- **Your objective**
Every record that follows should be written out word for word; the pictures stay out.

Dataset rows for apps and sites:
====
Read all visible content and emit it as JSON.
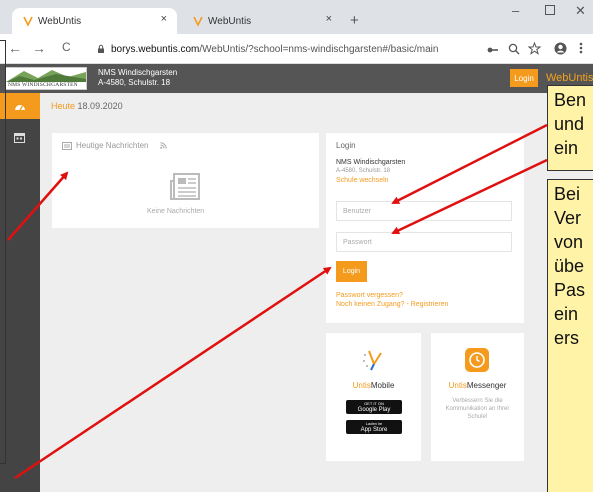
{
  "browser": {
    "tabs": [
      {
        "label": "WebUntis",
        "close": "×"
      },
      {
        "label": "WebUntis",
        "close": "×"
      }
    ],
    "new_tab": "+",
    "window_controls": {
      "minimize": "–",
      "close": "✕"
    },
    "nav": {
      "back": "←",
      "forward": "→",
      "reload": "C"
    },
    "url": {
      "host": "borys.webuntis.com",
      "path": "/WebUntis/?school=nms-windischgarsten#/basic/main"
    },
    "toolbar_icons": [
      "key-icon",
      "zoom-icon",
      "star-icon",
      "profile-icon",
      "menu-icon"
    ]
  },
  "header": {
    "logo_text": "NMS WINDISCHGARSTEN",
    "school_name": "NMS Windischgarsten",
    "school_address": "A-4580, Schulstr. 18",
    "login_button": "Login",
    "brand": "WebUntis"
  },
  "sidebar": {
    "items": [
      {
        "name": "dashboard-icon",
        "glyph": "◕"
      },
      {
        "name": "calendar-icon",
        "glyph": "▦"
      }
    ]
  },
  "main": {
    "today_label": "Heute",
    "today_date": "18.09.2020",
    "news": {
      "title": "Heutige Nachrichten",
      "empty": "Keine Nachrichten"
    },
    "login": {
      "title": "Login",
      "school": "NMS Windischgarsten",
      "address": "A-4580, Schulstr. 18",
      "change_school": "Schule wechseln",
      "username_placeholder": "Benutzer",
      "password_placeholder": "Passwort",
      "button": "Login",
      "forgot": "Passwort vergessen?",
      "register": "Noch keinen Zugang? - Registrieren"
    },
    "mobile": {
      "name_prefix": "Untis",
      "name_suffix": "Mobile",
      "google_small": "GET IT ON",
      "google": "Google Play",
      "apple_small": "Laden im",
      "apple": "App Store"
    },
    "messenger": {
      "name_prefix": "Untis",
      "name_suffix": "Messenger",
      "description": "Verbessern Sie die Kommunikation an Ihrer Schule!"
    }
  },
  "callouts": {
    "top_lines": [
      "Ben",
      "und",
      "ein"
    ],
    "bottom_lines": [
      "Bei",
      "Ver",
      "von",
      "übe",
      "Pas",
      "ein",
      "ers"
    ]
  },
  "colors": {
    "accent": "#f49b1e",
    "header_bg": "#555555",
    "sidebar_bg": "#444444",
    "callout_bg": "#fff3a8",
    "arrow": "#e01010"
  }
}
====
- **The completed task**
Read all visible content and emit it as JSON.
{
  "browser": {
    "tabs": [
      {
        "label": "WebUntis",
        "close": "×"
      },
      {
        "label": "WebUntis",
        "close": "×"
      }
    ],
    "new_tab": "+",
    "window_controls": {
      "minimize": "–",
      "close": "✕"
    },
    "nav": {
      "back": "←",
      "forward": "→",
      "reload": "C"
    },
    "url": {
      "host": "borys.webuntis.com",
      "path": "/WebUntis/?school=nms-windischgarsten#/basic/main"
    },
    "toolbar_icons": [
      "key-icon",
      "zoom-icon",
      "star-icon",
      "profile-icon",
      "menu-icon"
    ]
  },
  "header": {
    "logo_text": "NMS WINDISCHGARSTEN",
    "school_name": "NMS Windischgarsten",
    "school_address": "A-4580, Schulstr. 18",
    "login_button": "Login",
    "brand": "WebUntis"
  },
  "sidebar": {
    "items": [
      {
        "name": "dashboard-icon",
        "glyph": "◕"
      },
      {
        "name": "calendar-icon",
        "glyph": "▦"
      }
    ]
  },
  "main": {
    "today_label": "Heute",
    "today_date": "18.09.2020",
    "news": {
      "title": "Heutige Nachrichten",
      "empty": "Keine Nachrichten"
    },
    "login": {
      "title": "Login",
      "school": "NMS Windischgarsten",
      "address": "A-4580, Schulstr. 18",
      "change_school": "Schule wechseln",
      "username_placeholder": "Benutzer",
      "password_placeholder": "Passwort",
      "button": "Login",
      "forgot": "Passwort vergessen?",
      "register": "Noch keinen Zugang? - Registrieren"
    },
    "mobile": {
      "name_prefix": "Untis",
      "name_suffix": "Mobile",
      "google_small": "GET IT ON",
      "google": "Google Play",
      "apple_small": "Laden im",
      "apple": "App Store"
    },
    "messenger": {
      "name_prefix": "Untis",
      "name_suffix": "Messenger",
      "description": "Verbessern Sie die Kommunikation an Ihrer Schule!"
    }
  },
  "callouts": {
    "top_lines": [
      "Ben",
      "und",
      "ein"
    ],
    "bottom_lines": [
      "Bei",
      "Ver",
      "von",
      "übe",
      "Pas",
      "ein",
      "ers"
    ]
  },
  "colors": {
    "accent": "#f49b1e",
    "header_bg": "#555555",
    "sidebar_bg": "#444444",
    "callout_bg": "#fff3a8",
    "arrow": "#e01010"
  }
}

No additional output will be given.